**WHAT IS NEEDED**
Return the lines below that contain "code".

**MATERIAL SHOWN**
=== Section Start ===
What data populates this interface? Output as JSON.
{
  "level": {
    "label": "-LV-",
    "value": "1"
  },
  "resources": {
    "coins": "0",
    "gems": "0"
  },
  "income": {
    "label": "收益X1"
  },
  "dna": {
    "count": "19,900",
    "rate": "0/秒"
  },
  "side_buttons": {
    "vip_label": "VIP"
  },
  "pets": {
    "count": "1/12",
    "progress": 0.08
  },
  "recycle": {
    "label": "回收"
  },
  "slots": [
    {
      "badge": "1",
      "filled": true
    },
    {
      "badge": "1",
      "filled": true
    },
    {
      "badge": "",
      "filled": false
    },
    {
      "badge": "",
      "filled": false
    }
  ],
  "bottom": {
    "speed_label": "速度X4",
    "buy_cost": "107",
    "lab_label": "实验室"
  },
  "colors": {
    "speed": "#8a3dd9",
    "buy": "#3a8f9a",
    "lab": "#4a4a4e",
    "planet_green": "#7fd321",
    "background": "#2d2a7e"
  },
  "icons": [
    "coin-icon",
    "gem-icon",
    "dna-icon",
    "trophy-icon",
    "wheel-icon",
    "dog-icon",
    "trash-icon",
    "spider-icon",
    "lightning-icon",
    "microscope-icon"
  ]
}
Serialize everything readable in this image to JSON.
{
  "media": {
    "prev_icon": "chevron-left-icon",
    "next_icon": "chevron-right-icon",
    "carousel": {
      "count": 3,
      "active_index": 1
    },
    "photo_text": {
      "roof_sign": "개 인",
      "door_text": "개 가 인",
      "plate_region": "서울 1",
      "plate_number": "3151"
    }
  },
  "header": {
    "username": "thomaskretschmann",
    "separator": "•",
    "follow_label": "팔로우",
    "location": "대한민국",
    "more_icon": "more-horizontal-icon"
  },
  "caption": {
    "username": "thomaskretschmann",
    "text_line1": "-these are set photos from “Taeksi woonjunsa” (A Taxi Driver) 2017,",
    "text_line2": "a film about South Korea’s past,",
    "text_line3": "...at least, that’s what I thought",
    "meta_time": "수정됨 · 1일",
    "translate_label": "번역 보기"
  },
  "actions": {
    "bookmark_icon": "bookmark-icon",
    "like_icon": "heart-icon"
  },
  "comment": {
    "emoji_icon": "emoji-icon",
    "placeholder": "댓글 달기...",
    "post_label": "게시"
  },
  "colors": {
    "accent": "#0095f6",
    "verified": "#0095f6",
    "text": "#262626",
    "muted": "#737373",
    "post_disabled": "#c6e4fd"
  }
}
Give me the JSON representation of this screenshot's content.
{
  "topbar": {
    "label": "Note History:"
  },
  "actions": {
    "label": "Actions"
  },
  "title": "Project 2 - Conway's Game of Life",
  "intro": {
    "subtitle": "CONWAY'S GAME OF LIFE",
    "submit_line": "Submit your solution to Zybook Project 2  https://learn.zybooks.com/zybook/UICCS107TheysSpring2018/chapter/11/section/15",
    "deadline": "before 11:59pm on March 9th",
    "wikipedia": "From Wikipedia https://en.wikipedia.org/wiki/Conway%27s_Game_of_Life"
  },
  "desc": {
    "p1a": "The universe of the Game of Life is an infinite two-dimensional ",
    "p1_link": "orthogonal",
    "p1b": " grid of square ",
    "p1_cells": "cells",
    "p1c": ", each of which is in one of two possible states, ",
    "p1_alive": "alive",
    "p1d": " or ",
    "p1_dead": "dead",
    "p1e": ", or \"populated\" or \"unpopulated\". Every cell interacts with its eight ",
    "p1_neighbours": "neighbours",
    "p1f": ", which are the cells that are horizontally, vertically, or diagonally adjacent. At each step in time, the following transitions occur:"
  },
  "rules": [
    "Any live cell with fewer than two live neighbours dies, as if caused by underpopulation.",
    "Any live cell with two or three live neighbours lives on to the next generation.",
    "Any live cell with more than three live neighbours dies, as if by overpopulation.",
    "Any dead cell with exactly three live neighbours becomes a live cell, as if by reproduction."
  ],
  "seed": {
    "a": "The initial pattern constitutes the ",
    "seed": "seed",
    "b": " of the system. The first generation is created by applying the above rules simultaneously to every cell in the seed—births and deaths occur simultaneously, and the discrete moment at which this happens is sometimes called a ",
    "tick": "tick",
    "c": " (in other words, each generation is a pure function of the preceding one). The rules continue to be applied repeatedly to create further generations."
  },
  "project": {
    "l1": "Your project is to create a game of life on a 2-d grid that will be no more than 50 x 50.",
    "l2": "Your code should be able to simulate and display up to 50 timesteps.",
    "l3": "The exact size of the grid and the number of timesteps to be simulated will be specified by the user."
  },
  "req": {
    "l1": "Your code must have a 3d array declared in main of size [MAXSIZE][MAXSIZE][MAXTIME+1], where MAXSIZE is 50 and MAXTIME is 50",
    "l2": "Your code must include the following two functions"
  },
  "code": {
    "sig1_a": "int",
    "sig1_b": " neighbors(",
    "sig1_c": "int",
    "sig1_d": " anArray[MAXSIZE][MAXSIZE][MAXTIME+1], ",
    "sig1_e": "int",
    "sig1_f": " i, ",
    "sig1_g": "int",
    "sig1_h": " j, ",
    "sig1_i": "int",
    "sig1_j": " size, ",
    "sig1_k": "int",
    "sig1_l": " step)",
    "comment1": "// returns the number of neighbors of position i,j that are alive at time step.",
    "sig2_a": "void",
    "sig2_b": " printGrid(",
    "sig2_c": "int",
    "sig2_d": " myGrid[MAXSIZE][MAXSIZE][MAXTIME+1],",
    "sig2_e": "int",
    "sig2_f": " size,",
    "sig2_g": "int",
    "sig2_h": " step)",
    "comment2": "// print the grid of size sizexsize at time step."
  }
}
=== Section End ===
**ANSWER BOX**
    "l2": "Your code should be able to simulate and display up to 50 timesteps.",
    "l1": "Your code must have a 3d array declared in main of size [MAXSIZE][MAXSIZE][MAXTIME+1], where MAXSIZE is 50 and MAXTIME is 50",
    "l2": "Your code must include the following two functions"
  "code": {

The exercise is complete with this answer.